So how do we put these two things together? Does the Christian tradition condemn combat as entertainment? Is the apparent enjoyment of fighting only the result of our corrupted nature?
When I read the New Testament, I don’t see anything glorifying violence.
Anyone who has ever read my writing about playing games from a Christian perspective knows that I’m not a big fan of hard and fast lines, where this kind of game is declared OK and that kind is condemned. It seems to me that the same thing in different contexts can have different effects. Instead, I prefer to talk about principles that help us in our discernment.
To start with, competition is not an inherently immoral thing. Again, when Paul urges us to run the race, it’s a metaphor, not a literal endorsement of athletics. But there’s nothing in the Bible that suggests friendly rivalry is inherently sinful. Where competition runs into problems is the end that people direct it towards. We can enter a contest with a selfish spirit, as when we seek to defeat others in order to please our own ego. We can enter a contest with a cruel spirit, as when we seek to embarrass or intimidate others.
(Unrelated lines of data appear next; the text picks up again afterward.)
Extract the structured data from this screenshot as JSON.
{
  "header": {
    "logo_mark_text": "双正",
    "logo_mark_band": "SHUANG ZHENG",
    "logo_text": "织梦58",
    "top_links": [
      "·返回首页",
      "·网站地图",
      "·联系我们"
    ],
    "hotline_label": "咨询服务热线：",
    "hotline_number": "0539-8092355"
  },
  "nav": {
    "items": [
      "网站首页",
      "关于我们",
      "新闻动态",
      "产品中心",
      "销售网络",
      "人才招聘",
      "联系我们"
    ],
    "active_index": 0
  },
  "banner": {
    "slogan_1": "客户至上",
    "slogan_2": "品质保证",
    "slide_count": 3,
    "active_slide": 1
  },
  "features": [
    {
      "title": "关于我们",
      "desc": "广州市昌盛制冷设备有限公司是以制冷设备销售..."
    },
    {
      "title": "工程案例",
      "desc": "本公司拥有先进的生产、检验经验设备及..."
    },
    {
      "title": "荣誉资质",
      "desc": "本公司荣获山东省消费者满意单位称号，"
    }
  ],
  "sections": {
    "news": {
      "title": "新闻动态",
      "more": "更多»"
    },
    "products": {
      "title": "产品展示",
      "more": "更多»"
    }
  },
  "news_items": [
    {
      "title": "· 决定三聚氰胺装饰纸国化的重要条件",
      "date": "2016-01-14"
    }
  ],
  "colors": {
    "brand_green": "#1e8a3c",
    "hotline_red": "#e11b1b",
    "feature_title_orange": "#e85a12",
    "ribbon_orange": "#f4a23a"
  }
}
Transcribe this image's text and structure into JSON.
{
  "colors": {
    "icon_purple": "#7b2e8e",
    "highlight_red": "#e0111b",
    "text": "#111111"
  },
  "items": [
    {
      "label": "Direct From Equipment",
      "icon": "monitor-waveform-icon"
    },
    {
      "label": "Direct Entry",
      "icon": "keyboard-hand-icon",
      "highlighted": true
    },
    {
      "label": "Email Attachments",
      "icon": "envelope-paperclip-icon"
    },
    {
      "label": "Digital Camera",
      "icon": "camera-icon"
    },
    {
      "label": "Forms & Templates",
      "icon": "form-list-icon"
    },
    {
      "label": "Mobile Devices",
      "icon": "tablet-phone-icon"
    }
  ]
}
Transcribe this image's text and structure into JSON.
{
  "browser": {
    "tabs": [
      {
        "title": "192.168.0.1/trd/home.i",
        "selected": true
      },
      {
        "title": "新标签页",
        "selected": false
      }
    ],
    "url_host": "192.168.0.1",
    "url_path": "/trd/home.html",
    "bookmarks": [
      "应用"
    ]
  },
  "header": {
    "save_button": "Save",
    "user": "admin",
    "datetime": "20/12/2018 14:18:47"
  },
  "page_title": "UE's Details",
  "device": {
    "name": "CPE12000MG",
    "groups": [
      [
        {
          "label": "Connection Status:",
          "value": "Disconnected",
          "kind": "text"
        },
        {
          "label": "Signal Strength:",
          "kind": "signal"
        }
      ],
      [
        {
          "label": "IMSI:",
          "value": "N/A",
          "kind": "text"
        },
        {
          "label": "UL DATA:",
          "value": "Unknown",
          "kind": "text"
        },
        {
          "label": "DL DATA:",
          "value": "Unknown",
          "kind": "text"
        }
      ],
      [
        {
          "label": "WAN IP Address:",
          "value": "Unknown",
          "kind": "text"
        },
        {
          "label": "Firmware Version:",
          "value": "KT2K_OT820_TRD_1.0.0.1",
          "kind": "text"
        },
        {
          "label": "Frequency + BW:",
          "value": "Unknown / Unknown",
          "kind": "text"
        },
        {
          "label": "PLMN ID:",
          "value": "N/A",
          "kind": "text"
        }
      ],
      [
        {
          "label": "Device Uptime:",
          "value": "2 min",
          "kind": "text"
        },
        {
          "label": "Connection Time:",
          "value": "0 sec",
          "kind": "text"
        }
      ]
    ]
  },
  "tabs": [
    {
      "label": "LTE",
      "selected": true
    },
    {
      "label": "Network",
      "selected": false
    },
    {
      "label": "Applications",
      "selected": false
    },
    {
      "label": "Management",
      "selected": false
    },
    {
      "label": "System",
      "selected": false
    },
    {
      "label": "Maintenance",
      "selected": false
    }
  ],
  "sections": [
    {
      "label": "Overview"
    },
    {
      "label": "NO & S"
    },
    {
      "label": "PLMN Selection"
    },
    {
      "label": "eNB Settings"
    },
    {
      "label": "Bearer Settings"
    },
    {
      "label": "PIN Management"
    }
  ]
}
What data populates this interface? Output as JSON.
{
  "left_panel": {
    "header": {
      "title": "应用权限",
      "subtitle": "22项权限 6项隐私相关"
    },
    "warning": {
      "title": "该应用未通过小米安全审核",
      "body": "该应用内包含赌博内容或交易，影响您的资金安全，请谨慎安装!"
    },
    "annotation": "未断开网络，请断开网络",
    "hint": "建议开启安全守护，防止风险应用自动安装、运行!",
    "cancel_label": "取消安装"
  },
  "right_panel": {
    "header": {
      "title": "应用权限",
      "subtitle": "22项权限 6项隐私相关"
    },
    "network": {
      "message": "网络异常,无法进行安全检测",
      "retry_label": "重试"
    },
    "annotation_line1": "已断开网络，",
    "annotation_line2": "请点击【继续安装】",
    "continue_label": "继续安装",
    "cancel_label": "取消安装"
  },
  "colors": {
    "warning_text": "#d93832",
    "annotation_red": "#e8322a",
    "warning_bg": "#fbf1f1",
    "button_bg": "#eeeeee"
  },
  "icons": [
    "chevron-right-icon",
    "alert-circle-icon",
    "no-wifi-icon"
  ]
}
Or we can enter a contest as a healthy test, where we seek to win in order to strive to improve. This is an attitude that does not prevent others from playing well. A will to win is not the same thing as a will to belittle or hurt. When we compete, we can very healthily spur each other onto greater things.
But, we might ask, can we not have healthy competition without direct combat? A race around a track ideally doesn’t involve any physical contact. Could we not limit our sports, our board games, our video games to a similar kind of competition? A basketball player tries to stop the opposing team from scoring. Chess requires taking the other player’s pieces. Any Smash Bros. game requires me to hit my opponent. Perhaps we should simply avoid any such competition.
This brings us round to one of the fundamental elements of a game. Many scholars have noted that games are artificial and that people participate in them voluntarily. When an activity has real-world implications, it’s not really a game any more. The line is a bit fuzzy: if I get upset at my daughter during a round of Super Smash Bros. Ultimate (she is, after all, much better at it than I am), that can have real-world consequences. But by and large, games are a different category of activity than non-games. We play games because they are relatively safe. I think that’s the key. Competition and conflict in a game have a different character than outside of a game. It’s a special kind of play-acting. The players understand they’re not literally smashing the innards out their opponent.
From my perspective, though, this doesn’t justify any and all actions in games. For one thing, some games are so graphically disturbing that they celebrate depictions of gore, pain, and suffering. I’m not sure if that easily squares with the gospel. It’s not the real thing, but it’s still not healthy. Similarly, competitors can get so wrapped up in this competitive play-acting that they have a hard time separating from it. I will be the first to admit that I can pout after losing an intense game. And the negative reaction can be far more painful, with players sometimes treating other competitors in an unsportsmanlike or downright hostile manner. “It’s just a game” doesn’t always cut it as an excuse.
But to close off a legitimately joy-filled activity because it can at times be ruined by our fallen instincts is like saying we should never bake because sometimes we burn the cookies. Done right, my Super Smash Bros. Ultimate sessions with my daughter are opportunities for father-daughter bonding—even if her Link routinely beats the snot out of my Kirby.